Heartbreak Coffee rolled into town this spring, introducing locally roasted specialty coffee, craft cold brew and homemade vegan, gluten-free donuts to the Oxford community.
Kansas City-native Gretchen Williams is behind the brand. She lived in Oxford for four years while earning a degree in exercise science from the University of Mississippi. She left in 2008 for an internship in California. While there, she got what she thought would be a temporary job working as a barista in a coffeehouse. Soon her internship would run out, but she had built a life for herself on the West Coast.
She stayed in California for eight years, making her way back to Oxford just last fall.
Williams’ journey with Heartbreak began in September of 2013. She was living in Long Beach at the time and had been working in the coffee industry for about five years. She had this dream of owning her own coffee shop, roasting her own brew and selling it to the masses.
“I fell in love with being in a coffee shop environment,” Williams said. “It’s amazing how something so simple, like a cup of coffee, and can bring people together and the connections that can be made over that. You can impact somebody’s day and their entire daily routine, just by making them a cup of coffee. I fell in love with serving coffee to people, and it turned into this passion of always asking myself ‘how can I create a better cup of coffee?’”
She bought small roaster capable of cooking a half pound of coffee at a time. It was hard, art first. She had to go through several instances of trial and error until she got it right. She made a lot of bad cup of coffee, but she was able to use every drop of those batches to learn how to make a good one.
At the end of October, Williams and her partner at the time had about a dozen people over to their home to try some of the coffee. They loved it. By the time Christmas rolled around, they had several orders. They created a logo, went under the moniker Heartbreak and set up an Instagram.
Their Instagram got noticed by the popular blog Design Sponge, exposing them to an audience of millions. Orders continued pouring in and Williams continued roasting, perfecting her recipe with every batch. Before she know it, two years had gone by and she was a business owner.
But it wasn’t always easy.
“I got a lot of flack at first within the coffee community,” she said. “Nobody took me seriously. It’s a boys club, making specialty coffee. When I started out in Cali, it was mainly just a bunch of bros in handlebar mustaches. There’s a lot more girls now, but back then, and especially in roasting, there weren’t any.”
Because she broke into the coffee scene are on her own, she was also hassled for taking a nontraditional route into the field.

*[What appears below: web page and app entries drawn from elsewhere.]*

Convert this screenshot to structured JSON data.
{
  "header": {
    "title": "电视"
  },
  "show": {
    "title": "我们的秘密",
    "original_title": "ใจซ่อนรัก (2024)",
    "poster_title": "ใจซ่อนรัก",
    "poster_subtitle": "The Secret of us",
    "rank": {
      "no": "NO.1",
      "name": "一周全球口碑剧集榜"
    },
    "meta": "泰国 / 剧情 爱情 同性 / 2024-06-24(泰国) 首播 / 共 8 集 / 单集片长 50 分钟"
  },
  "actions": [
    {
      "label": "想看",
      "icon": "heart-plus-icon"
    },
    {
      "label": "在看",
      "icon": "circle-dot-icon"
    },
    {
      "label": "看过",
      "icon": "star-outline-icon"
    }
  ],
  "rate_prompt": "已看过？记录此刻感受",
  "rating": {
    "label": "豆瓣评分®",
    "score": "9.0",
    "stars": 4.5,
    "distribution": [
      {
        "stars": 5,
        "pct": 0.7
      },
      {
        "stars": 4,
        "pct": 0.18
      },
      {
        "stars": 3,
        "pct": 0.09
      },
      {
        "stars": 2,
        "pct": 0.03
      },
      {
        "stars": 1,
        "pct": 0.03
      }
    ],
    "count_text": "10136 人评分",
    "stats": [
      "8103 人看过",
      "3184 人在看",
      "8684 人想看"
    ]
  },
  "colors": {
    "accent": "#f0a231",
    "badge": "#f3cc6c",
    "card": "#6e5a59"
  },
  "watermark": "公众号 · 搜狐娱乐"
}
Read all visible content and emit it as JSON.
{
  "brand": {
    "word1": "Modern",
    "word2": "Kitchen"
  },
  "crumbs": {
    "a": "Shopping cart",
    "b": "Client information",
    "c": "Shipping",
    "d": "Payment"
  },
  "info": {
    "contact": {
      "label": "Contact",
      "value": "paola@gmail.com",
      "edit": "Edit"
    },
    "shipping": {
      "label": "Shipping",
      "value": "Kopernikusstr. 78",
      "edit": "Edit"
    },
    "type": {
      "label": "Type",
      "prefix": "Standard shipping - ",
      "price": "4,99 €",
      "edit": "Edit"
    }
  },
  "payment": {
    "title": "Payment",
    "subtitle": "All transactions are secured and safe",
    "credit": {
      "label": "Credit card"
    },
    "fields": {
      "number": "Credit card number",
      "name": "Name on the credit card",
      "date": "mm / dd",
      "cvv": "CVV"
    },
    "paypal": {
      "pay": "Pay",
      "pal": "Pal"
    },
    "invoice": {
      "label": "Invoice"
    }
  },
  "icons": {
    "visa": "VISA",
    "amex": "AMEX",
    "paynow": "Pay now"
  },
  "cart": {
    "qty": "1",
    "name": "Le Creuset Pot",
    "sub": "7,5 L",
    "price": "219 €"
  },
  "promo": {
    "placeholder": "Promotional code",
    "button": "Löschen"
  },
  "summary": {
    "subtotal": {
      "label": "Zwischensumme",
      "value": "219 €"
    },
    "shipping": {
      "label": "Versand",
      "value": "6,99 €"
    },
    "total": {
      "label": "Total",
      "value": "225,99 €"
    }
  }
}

“People told me I didn’t know what I was doing,” Williams said. “They thought that because I didn’t work under anyone first when I was learning to roast, that I could never be any good at it. But I think my way turned out the best for me. I had to learn very quickly what worked and what didn’t. I wasn’t mimicking anyone else’s style, I was creating my own.”

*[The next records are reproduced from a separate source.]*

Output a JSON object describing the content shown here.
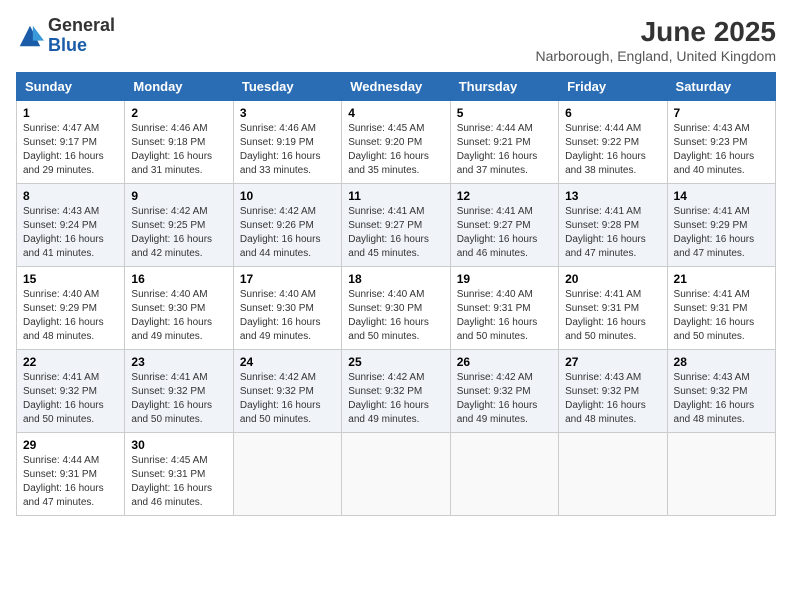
{
  "logo": {
    "general": "General",
    "blue": "Blue"
  },
  "title": "June 2025",
  "location": "Narborough, England, United Kingdom",
  "days_header": [
    "Sunday",
    "Monday",
    "Tuesday",
    "Wednesday",
    "Thursday",
    "Friday",
    "Saturday"
  ],
  "weeks": [
    [
      {
        "day": "1",
        "sunrise": "4:47 AM",
        "sunset": "9:17 PM",
        "daylight": "16 hours and 29 minutes."
      },
      {
        "day": "2",
        "sunrise": "4:46 AM",
        "sunset": "9:18 PM",
        "daylight": "16 hours and 31 minutes."
      },
      {
        "day": "3",
        "sunrise": "4:46 AM",
        "sunset": "9:19 PM",
        "daylight": "16 hours and 33 minutes."
      },
      {
        "day": "4",
        "sunrise": "4:45 AM",
        "sunset": "9:20 PM",
        "daylight": "16 hours and 35 minutes."
      },
      {
        "day": "5",
        "sunrise": "4:44 AM",
        "sunset": "9:21 PM",
        "daylight": "16 hours and 37 minutes."
      },
      {
        "day": "6",
        "sunrise": "4:44 AM",
        "sunset": "9:22 PM",
        "daylight": "16 hours and 38 minutes."
      },
      {
        "day": "7",
        "sunrise": "4:43 AM",
        "sunset": "9:23 PM",
        "daylight": "16 hours and 40 minutes."
      }
    ],
    [
      {
        "day": "8",
        "sunrise": "4:43 AM",
        "sunset": "9:24 PM",
        "daylight": "16 hours and 41 minutes."
      },
      {
        "day": "9",
        "sunrise": "4:42 AM",
        "sunset": "9:25 PM",
        "daylight": "16 hours and 42 minutes."
      },
      {
        "day": "10",
        "sunrise": "4:42 AM",
        "sunset": "9:26 PM",
        "daylight": "16 hours and 44 minutes."
      },
      {
        "day": "11",
        "sunrise": "4:41 AM",
        "sunset": "9:27 PM",
        "daylight": "16 hours and 45 minutes."
      },
      {
        "day": "12",
        "sunrise": "4:41 AM",
        "sunset": "9:27 PM",
        "daylight": "16 hours and 46 minutes."
      },
      {
        "day": "13",
        "sunrise": "4:41 AM",
        "sunset": "9:28 PM",
        "daylight": "16 hours and 47 minutes."
      },
      {
        "day": "14",
        "sunrise": "4:41 AM",
        "sunset": "9:29 PM",
        "daylight": "16 hours and 47 minutes."
      }
    ],
    [
      {
        "day": "15",
        "sunrise": "4:40 AM",
        "sunset": "9:29 PM",
        "daylight": "16 hours and 48 minutes."
      },
      {
        "day": "16",
        "sunrise": "4:40 AM",
        "sunset": "9:30 PM",
        "daylight": "16 hours and 49 minutes."
      },
      {
        "day": "17",
        "sunrise": "4:40 AM",
        "sunset": "9:30 PM",
        "daylight": "16 hours and 49 minutes."
      },
      {
        "day": "18",
        "sunrise": "4:40 AM",
        "sunset": "9:30 PM",
        "daylight": "16 hours and 50 minutes."
      },
      {
        "day": "19",
        "sunrise": "4:40 AM",
        "sunset": "9:31 PM",
        "daylight": "16 hours and 50 minutes."
      },
      {
        "day": "20",
        "sunrise": "4:41 AM",
        "sunset": "9:31 PM",
        "daylight": "16 hours and 50 minutes."
      },
      {
        "day": "21",
        "sunrise": "4:41 AM",
        "sunset": "9:31 PM",
        "daylight": "16 hours and 50 minutes."
      }
    ],
    [
      {
        "day": "22",
        "sunrise": "4:41 AM",
        "sunset": "9:32 PM",
        "daylight": "16 hours and 50 minutes."
      },
      {
        "day": "23",
        "sunrise": "4:41 AM",
        "sunset": "9:32 PM",
        "daylight": "16 hours and 50 minutes."
      },
      {
        "day": "24",
        "sunrise": "4:42 AM",
        "sunset": "9:32 PM",
        "daylight": "16 hours and 50 minutes."
      },
      {
        "day": "25",
        "sunrise": "4:42 AM",
        "sunset": "9:32 PM",
        "daylight": "16 hours and 49 minutes."
      },
      {
        "day": "26",
        "sunrise": "4:42 AM",
        "sunset": "9:32 PM",
        "daylight": "16 hours and 49 minutes."
      },
      {
        "day": "27",
        "sunrise": "4:43 AM",
        "sunset": "9:32 PM",
        "daylight": "16 hours and 48 minutes."
      },
      {
        "day": "28",
        "sunrise": "4:43 AM",
        "sunset": "9:32 PM",
        "daylight": "16 hours and 48 minutes."
      }
    ],
    [
      {
        "day": "29",
        "sunrise": "4:44 AM",
        "sunset": "9:31 PM",
        "daylight": "16 hours and 47 minutes."
      },
      {
        "day": "30",
        "sunrise": "4:45 AM",
        "sunset": "9:31 PM",
        "daylight": "16 hours and 46 minutes."
      },
      null,
      null,
      null,
      null,
      null
    ]
  ]
}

Williams can tell you where each batch of coffee she roasts was grown, when it was hand-picked and the name of the farmer who grew it. She could even show you their picture. That’s the thing about specialty coffee, she said. It all comes down to transparency, knowing what you’re getting and knowing that everyone was adequately compensated in the process.

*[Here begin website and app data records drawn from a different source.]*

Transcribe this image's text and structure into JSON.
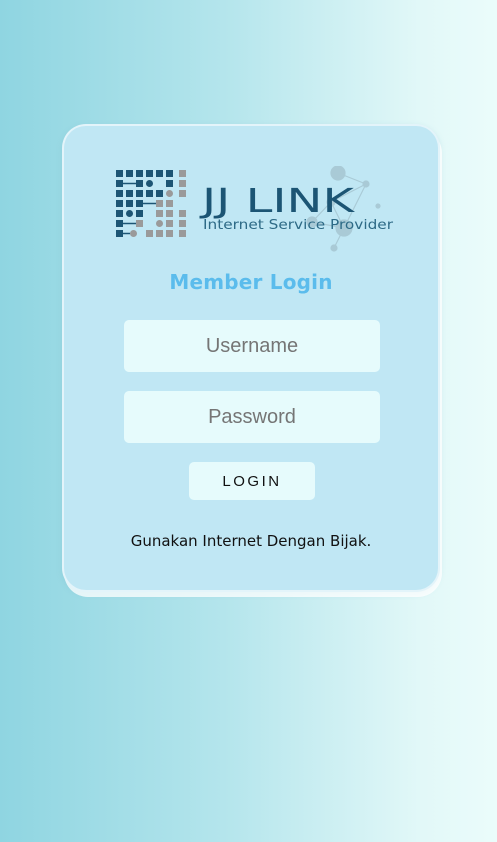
{
  "logo": {
    "brand": "JJ LINK",
    "tagline": "Internet Service Provider"
  },
  "login": {
    "heading": "Member Login",
    "username_placeholder": "Username",
    "password_placeholder": "Password",
    "submit_label": "LOGIN"
  },
  "footer": {
    "message": "Gunakan Internet Dengan Bijak."
  },
  "colors": {
    "accent": "#5bbcec",
    "brand_dark": "#1c5574",
    "card": "#c0e7f4",
    "field": "#e6fbfc"
  }
}
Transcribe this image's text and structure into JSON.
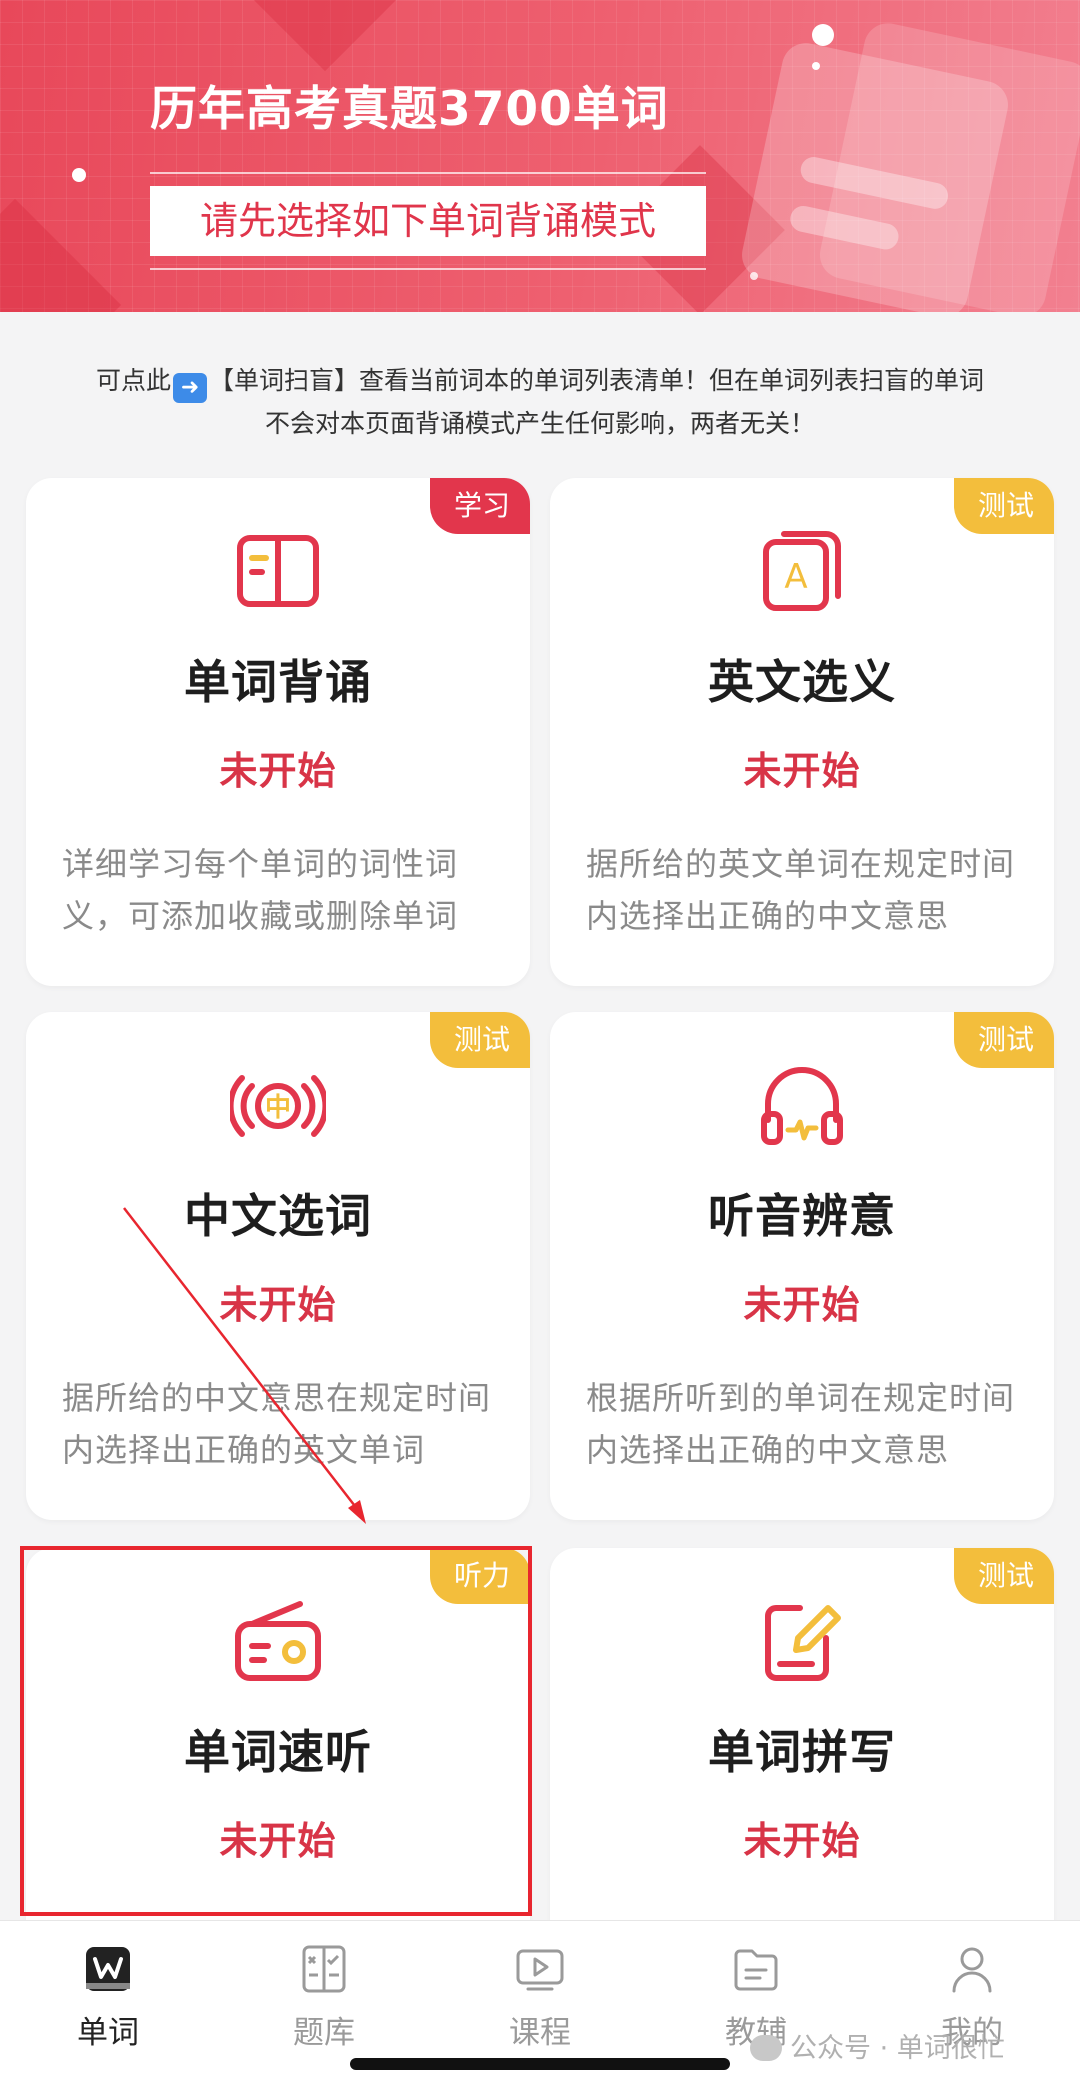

Another thing about coffee that a lot of people forget, Williams said, is that fact that it is a produce. Coffee, especially specific strains and variations of the bean, are seasonal. What you drank last April and what you’re drinking this April are probably going to taste different. The rains were different this year. The soil was different this year. The end result, the taste, is going to be different. That’s how organically grown and harvested crops are.
Heartbreak Coffee can be found every Tuesday at the Oxford Community Market, selling bags, cups and cold brew out of Williams’ Volkswagen Bus, which. Williams can and has also shipped domestically and internationally. Orders can be placed and www.heartbreakcoffeeroasters.com